River oases at the southern fringe of the Taklamakan desert in NW China are surrounded by belts of spontaneous vegetation that protect the oases from sand drift. As an important source of forage, fuel and construction wood, this foreland vegetation is also a component part of the agricultural system of the oases but has been, and still is, destroyed through overuse. Within a broader study that aimed to provide a basis for a sustainable management of this foreland vegetation, biomass and production were studied in four vegetation types dominated either by Alhagi sparsifolia, Calligonum caput-medusae, Populus euphratica, or Tamarix ramosissima that were thought to occur under different regimes of natural flooding in the foreland of Qira (Cele) oasis, Xinjiang, NW China. Shoot biomass components were closely correlated to basal area (Calligonum, Populus, Tamarix) or shrub volume and projection area (Alhagi), enabling non-destructive estimation of stand biomass from shoot diameters or shrub dimensions with sufficient precision using allometric regression equations. Relationships between shoot basal area and biomass of the woody species (Calligonum, Populus and Tamarix) agreed with predictions by a theoretical model of plant vascular systems, suggesting that they are determined by hydraulic and mechanical requirements for shoot architecture. Average aboveground biomass densities of typical stands in late summer were 2.97 Mg/ha in Alhagi, 3.6 Mg/ha in a row plantation and 10.9 Mg/ha in homogenous stands of Calligonum, 22–29 Mg/ha in 22 year-old Populus forests and 1.9–3.1 Mg/ha in Tamarix-dominated vegetation. Annual aboveground production including wood and assimilation organs ranged from 2.11 to 11.3 Mg/ha in plantations of Calligonum, 3.17 to 6.12 Mg/ha in Populus, and 1.55 to 1.74 Mg/ha (based on total ground area) or 3.10 to 7.15 Mg/ha (in homogenous stands) in Tamarix. Production of Alhagi is equal to peak biomass. A thinning treatment simulating use by the local population enhanced productivity of Calligonum, Populus and Tamarix. A complete harvest of Alhagi in late August decreased production in the following year. An artificial flood irrigation treatment did not sufficiently increase soil water content except in the uppermost layer and had no clear beneficial effect on growth of the four species and even a negative effect on Alhagi, which was due to increased competition from annual species. As biomass and production with or without artificial irrigation were much higher than values expected for rain-fed desert vegetation at a mean annual precipitation of 35 mm, it is concluded that the existence of all vegetation types studied is probably based on permanent access to groundwater and that natural floods or precipitation do not contribute to their water supply. The effects of agricultural groundwater use in the oasis on groundwater in the foreland of the oasis need further study. Sustainable use of this productive vegetation is possible but requires proper management.
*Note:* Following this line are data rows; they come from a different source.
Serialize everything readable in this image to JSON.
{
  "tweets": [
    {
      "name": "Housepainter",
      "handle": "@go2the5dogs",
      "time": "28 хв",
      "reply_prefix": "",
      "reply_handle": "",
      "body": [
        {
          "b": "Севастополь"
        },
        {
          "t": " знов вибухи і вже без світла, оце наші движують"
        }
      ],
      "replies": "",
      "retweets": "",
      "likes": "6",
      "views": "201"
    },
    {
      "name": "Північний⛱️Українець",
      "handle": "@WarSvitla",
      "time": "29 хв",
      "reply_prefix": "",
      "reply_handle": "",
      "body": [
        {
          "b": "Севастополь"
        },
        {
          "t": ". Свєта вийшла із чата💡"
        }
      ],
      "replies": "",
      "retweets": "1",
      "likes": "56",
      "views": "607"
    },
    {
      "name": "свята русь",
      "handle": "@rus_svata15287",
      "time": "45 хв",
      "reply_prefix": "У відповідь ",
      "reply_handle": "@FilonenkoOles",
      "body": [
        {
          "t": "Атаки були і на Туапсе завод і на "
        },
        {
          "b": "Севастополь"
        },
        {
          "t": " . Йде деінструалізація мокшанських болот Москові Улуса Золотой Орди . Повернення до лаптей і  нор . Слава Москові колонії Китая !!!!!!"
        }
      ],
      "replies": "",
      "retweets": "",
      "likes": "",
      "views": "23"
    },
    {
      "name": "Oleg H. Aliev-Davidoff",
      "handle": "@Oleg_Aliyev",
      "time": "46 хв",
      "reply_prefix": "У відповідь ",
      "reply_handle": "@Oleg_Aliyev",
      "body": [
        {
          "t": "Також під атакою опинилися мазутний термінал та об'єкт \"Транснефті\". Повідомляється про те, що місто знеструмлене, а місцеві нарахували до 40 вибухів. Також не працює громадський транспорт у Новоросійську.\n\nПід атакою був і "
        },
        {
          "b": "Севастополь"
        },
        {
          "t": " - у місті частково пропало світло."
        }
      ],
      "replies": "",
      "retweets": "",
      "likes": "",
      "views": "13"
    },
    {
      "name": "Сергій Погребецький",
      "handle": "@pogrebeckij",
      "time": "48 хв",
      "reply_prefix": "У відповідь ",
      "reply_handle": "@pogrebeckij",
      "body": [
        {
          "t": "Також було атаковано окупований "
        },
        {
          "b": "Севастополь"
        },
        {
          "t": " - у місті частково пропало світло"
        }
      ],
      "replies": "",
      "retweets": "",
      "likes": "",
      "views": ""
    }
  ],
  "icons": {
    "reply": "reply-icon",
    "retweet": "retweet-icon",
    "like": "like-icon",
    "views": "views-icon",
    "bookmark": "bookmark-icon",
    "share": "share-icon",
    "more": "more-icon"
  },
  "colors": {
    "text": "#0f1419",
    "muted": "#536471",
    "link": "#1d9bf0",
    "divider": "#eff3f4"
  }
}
Alhagi sparsifoliaAllometric regression Calligonum caput-medusaePhreatophyte Populus euphraticaTamarix ramosissima